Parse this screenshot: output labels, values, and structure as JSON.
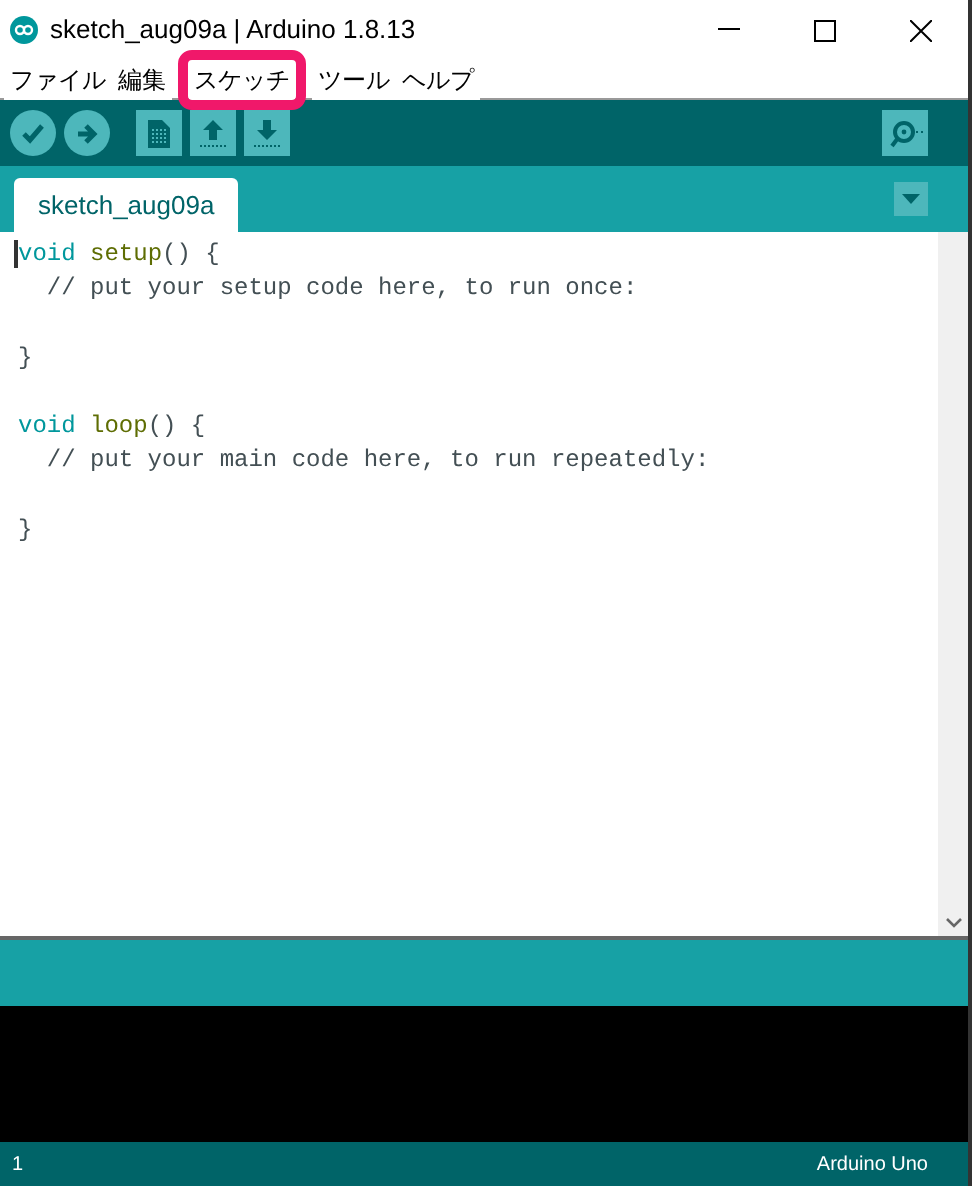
{
  "window": {
    "title": "sketch_aug09a | Arduino 1.8.13"
  },
  "menu": [
    {
      "label": "ファイル",
      "selected": false
    },
    {
      "label": "編集",
      "selected": false
    },
    {
      "label": "スケッチ",
      "selected": true
    },
    {
      "label": "ツール",
      "selected": false
    },
    {
      "label": "ヘルプ",
      "selected": false
    }
  ],
  "tabs": [
    {
      "label": "sketch_aug09a",
      "selected": true
    }
  ],
  "code_blocks": [
    [
      [
        {
          "kind": "keyword",
          "text": "void "
        },
        {
          "kind": "function",
          "text": "setup"
        },
        {
          "kind": "plain",
          "text": "() {"
        }
      ],
      [
        {
          "kind": "comment",
          "text": "  // put your setup code here, to run once:"
        }
      ]
    ],
    [
      [
        {
          "kind": "plain",
          "text": "}"
        }
      ]
    ],
    [
      [
        {
          "kind": "keyword",
          "text": "void "
        },
        {
          "kind": "function",
          "text": "loop"
        },
        {
          "kind": "plain",
          "text": "() {"
        }
      ],
      [
        {
          "kind": "comment",
          "text": "  // put your main code here, to run repeatedly:"
        }
      ]
    ],
    [
      [
        {
          "kind": "plain",
          "text": "}"
        }
      ]
    ]
  ],
  "status_bar": {
    "line": "1",
    "board": "Arduino Uno"
  }
}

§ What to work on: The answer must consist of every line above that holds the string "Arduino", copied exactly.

§ Expected output:
    "title": "sketch_aug09a | Arduino 1.8.13"
    "board": "Arduino Uno"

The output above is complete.